PROBLEM TO WORK ON:
Output the number of lines in the entries below with the string "Available" in them, and nothing further.

INPUT RECORDS:

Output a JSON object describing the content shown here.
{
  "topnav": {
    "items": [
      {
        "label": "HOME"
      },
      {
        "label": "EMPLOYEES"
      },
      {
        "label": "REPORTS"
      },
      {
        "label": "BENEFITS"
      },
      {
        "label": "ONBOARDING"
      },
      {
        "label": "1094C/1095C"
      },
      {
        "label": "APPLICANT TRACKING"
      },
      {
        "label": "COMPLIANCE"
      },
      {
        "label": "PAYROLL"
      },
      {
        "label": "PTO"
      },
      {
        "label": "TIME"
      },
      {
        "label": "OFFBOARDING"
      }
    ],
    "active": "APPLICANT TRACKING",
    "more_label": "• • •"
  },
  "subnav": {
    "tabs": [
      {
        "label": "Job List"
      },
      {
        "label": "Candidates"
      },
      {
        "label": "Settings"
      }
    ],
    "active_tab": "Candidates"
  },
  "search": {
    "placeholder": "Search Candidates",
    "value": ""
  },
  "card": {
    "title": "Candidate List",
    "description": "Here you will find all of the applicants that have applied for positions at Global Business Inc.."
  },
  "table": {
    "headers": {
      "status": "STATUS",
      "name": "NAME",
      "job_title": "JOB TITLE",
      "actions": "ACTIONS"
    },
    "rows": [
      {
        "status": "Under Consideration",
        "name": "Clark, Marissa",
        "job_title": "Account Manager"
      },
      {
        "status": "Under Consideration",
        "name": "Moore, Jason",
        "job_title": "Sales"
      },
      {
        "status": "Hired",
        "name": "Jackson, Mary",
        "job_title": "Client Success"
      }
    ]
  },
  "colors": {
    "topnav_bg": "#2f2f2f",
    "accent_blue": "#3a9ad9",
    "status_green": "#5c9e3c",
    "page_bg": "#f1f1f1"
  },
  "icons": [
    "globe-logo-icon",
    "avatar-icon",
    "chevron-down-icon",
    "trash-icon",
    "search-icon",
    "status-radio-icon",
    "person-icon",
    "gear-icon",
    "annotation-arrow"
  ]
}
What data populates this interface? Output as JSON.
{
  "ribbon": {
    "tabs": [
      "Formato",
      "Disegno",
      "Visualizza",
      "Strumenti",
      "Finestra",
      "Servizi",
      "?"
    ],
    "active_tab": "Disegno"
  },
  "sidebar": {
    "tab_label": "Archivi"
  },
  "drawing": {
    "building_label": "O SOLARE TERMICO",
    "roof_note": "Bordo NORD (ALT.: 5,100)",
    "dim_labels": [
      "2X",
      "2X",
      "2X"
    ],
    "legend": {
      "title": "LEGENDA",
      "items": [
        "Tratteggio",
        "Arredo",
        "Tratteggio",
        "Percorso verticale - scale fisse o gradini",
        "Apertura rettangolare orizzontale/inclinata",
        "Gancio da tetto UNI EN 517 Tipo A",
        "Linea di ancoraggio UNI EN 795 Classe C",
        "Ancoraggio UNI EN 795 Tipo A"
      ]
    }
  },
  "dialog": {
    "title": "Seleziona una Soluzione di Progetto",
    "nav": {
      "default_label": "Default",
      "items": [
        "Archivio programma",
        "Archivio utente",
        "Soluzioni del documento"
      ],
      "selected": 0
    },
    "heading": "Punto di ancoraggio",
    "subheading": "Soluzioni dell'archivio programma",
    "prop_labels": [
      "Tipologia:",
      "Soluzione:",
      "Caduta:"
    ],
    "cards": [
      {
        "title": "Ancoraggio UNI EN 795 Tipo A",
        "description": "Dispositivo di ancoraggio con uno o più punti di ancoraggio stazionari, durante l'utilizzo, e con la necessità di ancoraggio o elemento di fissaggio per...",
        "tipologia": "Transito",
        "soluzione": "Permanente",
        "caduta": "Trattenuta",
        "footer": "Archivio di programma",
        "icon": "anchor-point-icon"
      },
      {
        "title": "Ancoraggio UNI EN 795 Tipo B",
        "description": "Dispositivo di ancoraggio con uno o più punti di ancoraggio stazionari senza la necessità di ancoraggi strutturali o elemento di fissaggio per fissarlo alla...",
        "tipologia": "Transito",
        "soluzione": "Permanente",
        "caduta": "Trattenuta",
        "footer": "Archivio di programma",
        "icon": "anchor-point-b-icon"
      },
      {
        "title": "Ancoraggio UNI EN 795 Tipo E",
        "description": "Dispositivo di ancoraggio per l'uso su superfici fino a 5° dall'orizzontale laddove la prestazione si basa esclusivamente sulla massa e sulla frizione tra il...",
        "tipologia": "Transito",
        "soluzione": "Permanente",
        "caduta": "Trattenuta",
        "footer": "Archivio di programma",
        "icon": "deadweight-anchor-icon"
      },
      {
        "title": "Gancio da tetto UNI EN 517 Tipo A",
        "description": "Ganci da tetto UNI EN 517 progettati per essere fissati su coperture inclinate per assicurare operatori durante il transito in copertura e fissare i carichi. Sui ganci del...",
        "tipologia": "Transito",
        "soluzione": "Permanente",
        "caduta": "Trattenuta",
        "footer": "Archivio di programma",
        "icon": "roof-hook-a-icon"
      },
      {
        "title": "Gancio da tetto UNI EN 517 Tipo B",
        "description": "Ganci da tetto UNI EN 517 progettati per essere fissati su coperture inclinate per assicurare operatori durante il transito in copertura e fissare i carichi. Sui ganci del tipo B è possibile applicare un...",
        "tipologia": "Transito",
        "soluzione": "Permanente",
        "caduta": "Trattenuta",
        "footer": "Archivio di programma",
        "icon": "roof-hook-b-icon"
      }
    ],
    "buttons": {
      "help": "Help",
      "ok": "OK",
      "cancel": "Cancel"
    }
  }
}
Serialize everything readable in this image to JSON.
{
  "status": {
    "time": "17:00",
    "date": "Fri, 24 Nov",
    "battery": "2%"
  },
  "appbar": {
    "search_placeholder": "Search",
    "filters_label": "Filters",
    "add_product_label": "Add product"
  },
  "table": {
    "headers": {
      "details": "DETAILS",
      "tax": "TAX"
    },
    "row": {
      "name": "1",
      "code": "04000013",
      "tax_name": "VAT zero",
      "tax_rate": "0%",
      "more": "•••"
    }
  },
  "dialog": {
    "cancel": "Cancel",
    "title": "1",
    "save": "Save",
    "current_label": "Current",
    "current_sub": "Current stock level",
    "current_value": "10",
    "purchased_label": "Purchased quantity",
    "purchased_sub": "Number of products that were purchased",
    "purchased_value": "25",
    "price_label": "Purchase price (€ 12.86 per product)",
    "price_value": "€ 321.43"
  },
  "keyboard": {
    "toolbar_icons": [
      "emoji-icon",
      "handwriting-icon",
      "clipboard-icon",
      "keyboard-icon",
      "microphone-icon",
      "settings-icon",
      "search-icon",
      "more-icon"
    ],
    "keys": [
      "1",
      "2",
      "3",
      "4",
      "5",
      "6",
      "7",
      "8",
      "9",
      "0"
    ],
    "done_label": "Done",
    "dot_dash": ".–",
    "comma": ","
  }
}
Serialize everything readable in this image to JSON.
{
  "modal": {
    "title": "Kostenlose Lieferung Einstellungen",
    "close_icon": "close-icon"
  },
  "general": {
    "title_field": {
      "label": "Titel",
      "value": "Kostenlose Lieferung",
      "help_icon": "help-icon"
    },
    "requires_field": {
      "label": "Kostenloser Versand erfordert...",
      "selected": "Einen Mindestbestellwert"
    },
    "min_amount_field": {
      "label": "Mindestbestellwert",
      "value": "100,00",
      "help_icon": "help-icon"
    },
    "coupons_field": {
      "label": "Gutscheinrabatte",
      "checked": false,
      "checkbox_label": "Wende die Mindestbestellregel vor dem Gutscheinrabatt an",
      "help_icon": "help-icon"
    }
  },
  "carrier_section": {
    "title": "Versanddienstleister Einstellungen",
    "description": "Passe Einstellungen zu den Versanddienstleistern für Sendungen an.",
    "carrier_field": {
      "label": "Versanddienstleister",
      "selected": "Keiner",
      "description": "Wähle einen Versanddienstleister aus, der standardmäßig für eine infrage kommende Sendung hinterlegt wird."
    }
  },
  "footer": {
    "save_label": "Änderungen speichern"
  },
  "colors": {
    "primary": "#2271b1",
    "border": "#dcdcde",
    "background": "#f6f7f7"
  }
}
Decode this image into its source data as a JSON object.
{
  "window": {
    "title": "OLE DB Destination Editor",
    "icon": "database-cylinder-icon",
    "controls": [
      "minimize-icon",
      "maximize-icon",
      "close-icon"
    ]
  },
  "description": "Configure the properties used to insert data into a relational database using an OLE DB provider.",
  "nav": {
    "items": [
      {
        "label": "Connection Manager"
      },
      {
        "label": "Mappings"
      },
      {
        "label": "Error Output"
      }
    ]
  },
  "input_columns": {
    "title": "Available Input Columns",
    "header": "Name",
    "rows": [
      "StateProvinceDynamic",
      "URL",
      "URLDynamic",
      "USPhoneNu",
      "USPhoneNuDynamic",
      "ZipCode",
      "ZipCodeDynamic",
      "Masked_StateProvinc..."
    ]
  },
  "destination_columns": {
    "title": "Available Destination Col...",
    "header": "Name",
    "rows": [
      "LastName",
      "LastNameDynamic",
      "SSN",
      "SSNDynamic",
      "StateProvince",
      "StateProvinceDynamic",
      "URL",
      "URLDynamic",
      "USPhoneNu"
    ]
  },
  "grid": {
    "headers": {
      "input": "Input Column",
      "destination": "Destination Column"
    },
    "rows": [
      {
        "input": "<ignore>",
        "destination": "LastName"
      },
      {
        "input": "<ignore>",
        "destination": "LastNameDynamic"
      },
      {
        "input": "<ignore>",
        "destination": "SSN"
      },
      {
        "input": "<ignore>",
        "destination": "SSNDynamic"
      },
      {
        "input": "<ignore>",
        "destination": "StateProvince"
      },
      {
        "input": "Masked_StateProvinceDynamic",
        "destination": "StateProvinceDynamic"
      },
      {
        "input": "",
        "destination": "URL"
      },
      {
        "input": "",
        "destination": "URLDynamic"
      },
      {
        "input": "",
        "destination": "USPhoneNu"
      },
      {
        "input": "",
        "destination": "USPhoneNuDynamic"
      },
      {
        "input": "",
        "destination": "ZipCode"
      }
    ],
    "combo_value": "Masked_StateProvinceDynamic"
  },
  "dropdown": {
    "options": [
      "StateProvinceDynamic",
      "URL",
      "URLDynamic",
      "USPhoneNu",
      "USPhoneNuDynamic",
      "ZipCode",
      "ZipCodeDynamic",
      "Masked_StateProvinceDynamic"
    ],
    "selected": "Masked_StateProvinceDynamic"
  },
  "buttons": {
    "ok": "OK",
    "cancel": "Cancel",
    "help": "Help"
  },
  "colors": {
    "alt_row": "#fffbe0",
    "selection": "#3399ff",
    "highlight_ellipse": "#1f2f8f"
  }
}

SOLVED EXERCISE:
2